Trinity Health doubles last year's operating losses, still logs $1B net income

Trinity Health has wrapped its fiscal year with escalating operating losses but a nearly $1 billion bottom line, according to recently published financial statements.

The Livonia, Michigan-based system logged a $431.7 million operating loss (-2% operating margin) during the 12 months ended June 30, 2023, which was more than double the previous year’s $206.3 million loss (-1% operating margin).

“As a response to the challenges faced in operating performance during fiscal years 2023 and 2022, the corporation is focused on clinical optimization and access, revenue growth opportunities, labor retention, recruitment and stabilization, and continued cost reduction plans to improve operating performance which will continue into fiscal year 2024,” Trinity’s management wrote in a summary of its annual performance.

Total operating revenues rose 8.3% to almost $21.6 billion but were outmatched by the steeper 8.9% increase in total expenses, which landed at nearly $21.9 billion. The revenue increase came despite a $139.7 million reduction in Provider Relief Fund money, management noted in a release.

Rather, Trinty’s gains stemmed from an additional $1.6 billion in operating revenue generated by the Catholic system's acquisitions: MercyOne in Iowa, North Ottawa Community Health System in Michigan and Genesis Health System in Iowa and Illinois. Excluding those deals, and the divestiture of St. Francis Medical Center, Trinity ended the year with just a 0.7% year-over-year rise in operating revenue, the system said.

Volumes, which Trinity measures by case mix adjusted equivalent discharges, rose 1.6% on a same-facility basis. Management noted that the stabilizing inpatient volumes “may not return to pre-pandemic levels” and that the majority of its revenue is now comprised of outpatient and other non-patient revenue.

“The corporation continues to diversify its business segments to shift towards ambulatory, home health, PACE [program of all-inclusive care for the elderly], urgent care, specialty pharmacy and digital telehealth care in order to gain a better position for balanced performance when individual segments are challenged,” management said.

Trinity’s acquisitions similarly made up the bulk of its total operating expense increases; excluding their $1.7 billion left the system with a 0.9% year-over-year increase.

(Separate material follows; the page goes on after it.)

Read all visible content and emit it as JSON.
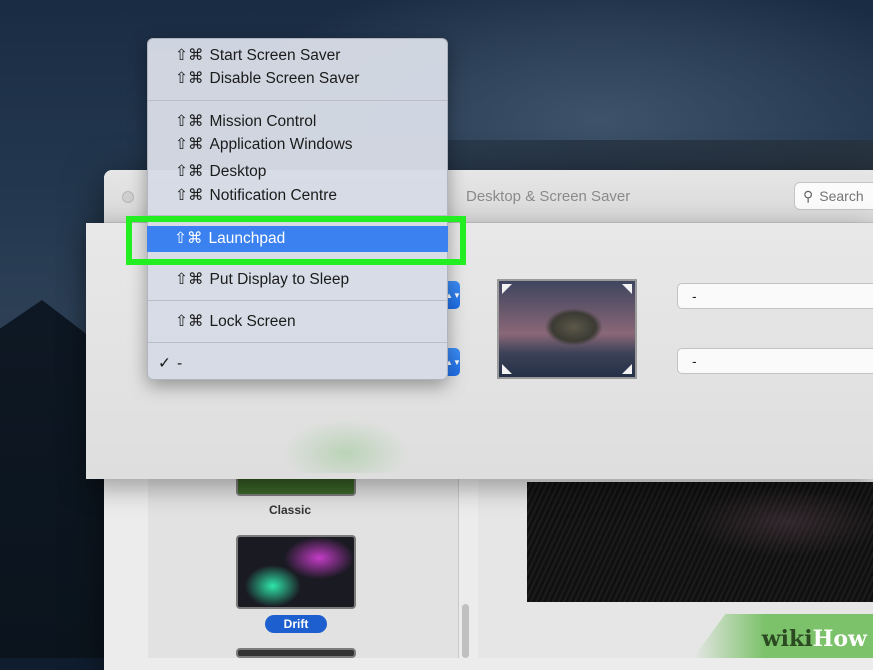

Management wrote that per-case total operating costs improved during the second half of the fiscal year as the organization “continues to tightly manage operating costs amid inflation.” Though same-facility salary, wage and benefit costs rose 2.5% and supply costs rose 1.8%, management highlighted executive compensation reductions, reduced contract labor spending and lower per-case supply spending as mitigating factors.

“The corporation continues to use strong cost controls over contract labor and other operational spending as colleague investment and utilization of its FirstChoice internal staffing agency promotes labor stabilization,” management wrote. “On a same facility basis, contract labor costs decreased $250 million, or 40.6%, compared to fiscal year 2022 which included unprecedented contract labor utilization as a result of the pandemic.”

Investment earnings and equity in earnings of Trinity’s unconsolidated affiliates helped compensate for the system’s tough operations, with the former logging a $715.6 million gain and the latter a $421.9 million gain. Total nonoperating items for the year landed at an almost $1.5 billion net gain, contrasting the prior year’s $1.2 billion loss.

Altogether, Trinity reported a $959.7 million excess of revenue over expenses (net of noncontrolling interest) as opposed to last year’s over $1.4 billion net deficiency.

Trinity is among the country’s largest health systems with 88 acute care hospitals and hundreds of other care locations in 26 states as well as the country’s second-largest Medicare PACE program.

As of June 30, Trinity sat at $32.3 billion in total assets and $18.3 billion in net assets. It reported 178 days of cash on hand and almost $1.5 billion total community benefit ministry in the most recent fiscal year.